- _What is being asked_:
All records should be written out again exactly.

[Dataset records]
--------------------------------
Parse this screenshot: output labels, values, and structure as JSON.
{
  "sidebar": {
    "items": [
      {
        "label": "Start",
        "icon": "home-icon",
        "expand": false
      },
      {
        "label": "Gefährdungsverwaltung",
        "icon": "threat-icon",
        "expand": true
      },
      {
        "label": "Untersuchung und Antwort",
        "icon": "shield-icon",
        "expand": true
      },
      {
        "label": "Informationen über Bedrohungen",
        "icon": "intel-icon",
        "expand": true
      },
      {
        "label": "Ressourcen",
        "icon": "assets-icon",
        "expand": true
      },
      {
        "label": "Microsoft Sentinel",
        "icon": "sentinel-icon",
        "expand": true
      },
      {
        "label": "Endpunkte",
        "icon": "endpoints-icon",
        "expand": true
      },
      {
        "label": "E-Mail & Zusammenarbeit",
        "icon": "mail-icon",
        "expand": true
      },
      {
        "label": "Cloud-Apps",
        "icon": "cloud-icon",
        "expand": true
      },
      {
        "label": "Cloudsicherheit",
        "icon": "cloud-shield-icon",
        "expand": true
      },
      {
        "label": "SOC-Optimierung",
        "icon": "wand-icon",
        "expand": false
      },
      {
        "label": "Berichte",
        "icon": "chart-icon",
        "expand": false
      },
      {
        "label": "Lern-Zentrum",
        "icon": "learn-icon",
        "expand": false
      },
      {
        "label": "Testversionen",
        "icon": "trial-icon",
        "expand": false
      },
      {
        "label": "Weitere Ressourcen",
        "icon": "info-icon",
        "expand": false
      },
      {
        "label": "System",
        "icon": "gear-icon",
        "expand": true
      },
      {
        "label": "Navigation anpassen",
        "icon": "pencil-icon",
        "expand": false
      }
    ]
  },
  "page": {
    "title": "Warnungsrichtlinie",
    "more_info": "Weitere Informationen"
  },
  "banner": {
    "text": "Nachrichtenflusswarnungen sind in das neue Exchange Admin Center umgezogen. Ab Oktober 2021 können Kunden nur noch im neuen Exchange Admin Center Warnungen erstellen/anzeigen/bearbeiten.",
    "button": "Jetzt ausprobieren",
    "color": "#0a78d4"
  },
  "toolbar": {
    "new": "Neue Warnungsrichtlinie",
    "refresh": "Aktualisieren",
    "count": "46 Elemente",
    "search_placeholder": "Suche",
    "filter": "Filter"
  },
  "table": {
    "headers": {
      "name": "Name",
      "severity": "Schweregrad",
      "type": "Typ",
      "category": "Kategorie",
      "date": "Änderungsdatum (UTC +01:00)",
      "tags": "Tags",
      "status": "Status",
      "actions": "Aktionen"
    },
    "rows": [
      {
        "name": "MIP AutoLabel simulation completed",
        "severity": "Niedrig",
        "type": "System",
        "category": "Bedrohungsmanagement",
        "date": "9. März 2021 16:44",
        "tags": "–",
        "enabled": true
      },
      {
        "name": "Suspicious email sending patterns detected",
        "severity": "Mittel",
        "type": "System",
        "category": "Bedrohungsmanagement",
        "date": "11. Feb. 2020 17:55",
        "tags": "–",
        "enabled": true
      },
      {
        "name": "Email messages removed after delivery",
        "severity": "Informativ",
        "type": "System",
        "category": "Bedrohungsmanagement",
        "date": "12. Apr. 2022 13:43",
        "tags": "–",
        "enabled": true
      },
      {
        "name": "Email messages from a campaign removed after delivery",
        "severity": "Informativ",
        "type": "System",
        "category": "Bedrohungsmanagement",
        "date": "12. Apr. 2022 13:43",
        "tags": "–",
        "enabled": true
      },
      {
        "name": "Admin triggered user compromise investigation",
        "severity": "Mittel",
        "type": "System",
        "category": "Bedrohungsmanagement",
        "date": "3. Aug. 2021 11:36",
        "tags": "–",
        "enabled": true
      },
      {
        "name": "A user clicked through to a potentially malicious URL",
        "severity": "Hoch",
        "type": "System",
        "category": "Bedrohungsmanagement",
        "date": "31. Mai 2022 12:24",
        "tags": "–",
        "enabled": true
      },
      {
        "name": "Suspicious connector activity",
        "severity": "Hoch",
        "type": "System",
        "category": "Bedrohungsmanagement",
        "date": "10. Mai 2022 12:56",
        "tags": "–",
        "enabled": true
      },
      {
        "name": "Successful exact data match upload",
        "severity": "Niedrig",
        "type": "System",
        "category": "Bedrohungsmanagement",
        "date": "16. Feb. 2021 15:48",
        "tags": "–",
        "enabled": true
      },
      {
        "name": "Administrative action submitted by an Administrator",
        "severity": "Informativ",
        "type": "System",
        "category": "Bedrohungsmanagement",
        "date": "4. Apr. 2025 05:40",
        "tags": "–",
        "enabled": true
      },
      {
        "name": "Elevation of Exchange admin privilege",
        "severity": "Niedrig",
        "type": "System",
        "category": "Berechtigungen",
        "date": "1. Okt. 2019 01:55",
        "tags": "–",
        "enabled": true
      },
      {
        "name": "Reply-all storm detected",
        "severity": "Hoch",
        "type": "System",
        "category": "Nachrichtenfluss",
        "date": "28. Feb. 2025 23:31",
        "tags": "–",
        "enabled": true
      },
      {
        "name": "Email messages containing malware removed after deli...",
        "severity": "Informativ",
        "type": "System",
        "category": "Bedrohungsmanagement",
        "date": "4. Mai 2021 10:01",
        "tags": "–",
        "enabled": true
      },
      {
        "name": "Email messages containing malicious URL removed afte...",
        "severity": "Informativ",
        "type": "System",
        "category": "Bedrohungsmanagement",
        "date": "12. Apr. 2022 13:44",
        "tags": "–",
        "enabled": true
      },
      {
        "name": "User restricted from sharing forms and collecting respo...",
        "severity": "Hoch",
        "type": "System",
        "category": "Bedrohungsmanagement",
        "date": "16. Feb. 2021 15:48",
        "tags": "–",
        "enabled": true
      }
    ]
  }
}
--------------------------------
- _Answer area_:
Parse this screenshot: output labels, values, and structure as JSON.
{
  "sidebar": {
    "items": [
      {
        "label": "Start",
        "icon": "home-icon",
        "expand": false
      },
      {
        "label": "Gefährdungsverwaltung",
        "icon": "threat-icon",
        "expand": true
      },
      {
        "label": "Untersuchung und Antwort",
        "icon": "shield-icon",
        "expand": true
      },
      {
        "label": "Informationen über Bedrohungen",
        "icon": "intel-icon",
        "expand": true
      },
      {
        "label": "Ressourcen",
        "icon": "assets-icon",
        "expand": true
      },
      {
        "label": "Microsoft Sentinel",
        "icon": "sentinel-icon",
        "expand": true
      },
      {
        "label": "Endpunkte",
        "icon": "endpoints-icon",
        "expand": true
      },
      {
        "label": "E-Mail & Zusammenarbeit",
        "icon": "mail-icon",
        "expand": true
      },
      {
        "label": "Cloud-Apps",
        "icon": "cloud-icon",
        "expand": true
      },
      {
        "label": "Cloudsicherheit",
        "icon": "cloud-shield-icon",
        "expand": true
      },
      {
        "label": "SOC-Optimierung",
        "icon": "wand-icon",
        "expand": false
      },
      {
        "label": "Berichte",
        "icon": "chart-icon",
        "expand": false
      },
      {
        "label": "Lern-Zentrum",
        "icon": "learn-icon",
        "expand": false
      },
      {
        "label": "Testversionen",
        "icon": "trial-icon",
        "expand": false
      },
      {
        "label": "Weitere Ressourcen",
        "icon": "info-icon",
        "expand": false
      },
      {
        "label": "System",
        "icon": "gear-icon",
        "expand": true
      },
      {
        "label": "Navigation anpassen",
        "icon": "pencil-icon",
        "expand": false
      }
    ]
  },
  "page": {
    "title": "Warnungsrichtlinie",
    "more_info": "Weitere Informationen"
  },
  "banner": {
    "text": "Nachrichtenflusswarnungen sind in das neue Exchange Admin Center umgezogen. Ab Oktober 2021 können Kunden nur noch im neuen Exchange Admin Center Warnungen erstellen/anzeigen/bearbeiten.",
    "button": "Jetzt ausprobieren",
    "color": "#0a78d4"
  },
  "toolbar": {
    "new": "Neue Warnungsrichtlinie",
    "refresh": "Aktualisieren",
    "count": "46 Elemente",
    "search_placeholder": "Suche",
    "filter": "Filter"
  },
  "table": {
    "headers": {
      "name": "Name",
      "severity": "Schweregrad",
      "type": "Typ",
      "category": "Kategorie",
      "date": "Änderungsdatum (UTC +01:00)",
      "tags": "Tags",
      "status": "Status",
      "actions": "Aktionen"
    },
    "rows": [
      {
        "name": "MIP AutoLabel simulation completed",
        "severity": "Niedrig",
        "type": "System",
        "category": "Bedrohungsmanagement",
        "date": "9. März 2021 16:44",
        "tags": "–",
        "enabled": true
      },
      {
        "name": "Suspicious email sending patterns detected",
        "severity": "Mittel",
        "type": "System",
        "category": "Bedrohungsmanagement",
        "date": "11. Feb. 2020 17:55",
        "tags": "–",
        "enabled": true
      },
      {
        "name": "Email messages removed after delivery",
        "severity": "Informativ",
        "type": "System",
        "category": "Bedrohungsmanagement",
        "date": "12. Apr. 2022 13:43",
        "tags": "–",
        "enabled": true
      },
      {
        "name": "Email messages from a campaign removed after delivery",
        "severity": "Informativ",
        "type": "System",
        "category": "Bedrohungsmanagement",
        "date": "12. Apr. 2022 13:43",
        "tags": "–",
        "enabled": true
      },
      {
        "name": "Admin triggered user compromise investigation",
        "severity": "Mittel",
        "type": "System",
        "category": "Bedrohungsmanagement",
        "date": "3. Aug. 2021 11:36",
        "tags": "–",
        "enabled": true
      },
      {
        "name": "A user clicked through to a potentially malicious URL",
        "severity": "Hoch",
        "type": "System",
        "category": "Bedrohungsmanagement",
        "date": "31. Mai 2022 12:24",
        "tags": "–",
        "enabled": true
      },
      {
        "name": "Suspicious connector activity",
        "severity": "Hoch",
        "type": "System",
        "category": "Bedrohungsmanagement",
        "date": "10. Mai 2022 12:56",
        "tags": "–",
        "enabled": true
      },
      {
        "name": "Successful exact data match upload",
        "severity": "Niedrig",
        "type": "System",
        "category": "Bedrohungsmanagement",
        "date": "16. Feb. 2021 15:48",
        "tags": "–",
        "enabled": true
      },
      {
        "name": "Administrative action submitted by an Administrator",
        "severity": "Informativ",
        "type": "System",
        "category": "Bedrohungsmanagement",
        "date": "4. Apr. 2025 05:40",
        "tags": "–",
        "enabled": true
      },
      {
        "name": "Elevation of Exchange admin privilege",
        "severity": "Niedrig",
        "type": "System",
        "category": "Berechtigungen",
        "date": "1. Okt. 2019 01:55",
        "tags": "–",
        "enabled": true
      },
      {
        "name": "Reply-all storm detected",
        "severity": "Hoch",
        "type": "System",
        "category": "Nachrichtenfluss",
        "date": "28. Feb. 2025 23:31",
        "tags": "–",
        "enabled": true
      },
      {
        "name": "Email messages containing malware removed after deli...",
        "severity": "Informativ",
        "type": "System",
        "category": "Bedrohungsmanagement",
        "date": "4. Mai 2021 10:01",
        "tags": "–",
        "enabled": true
      },
      {
        "name": "Email messages containing malicious URL removed afte...",
        "severity": "Informativ",
        "type": "System",
        "category": "Bedrohungsmanagement",
        "date": "12. Apr. 2022 13:44",
        "tags": "–",
        "enabled": true
      },
      {
        "name": "User restricted from sharing forms and collecting respo...",
        "severity": "Hoch",
        "type": "System",
        "category": "Bedrohungsmanagement",
        "date": "16. Feb. 2021 15:48",
        "tags": "–",
        "enabled": true
      }
    ]
  }
}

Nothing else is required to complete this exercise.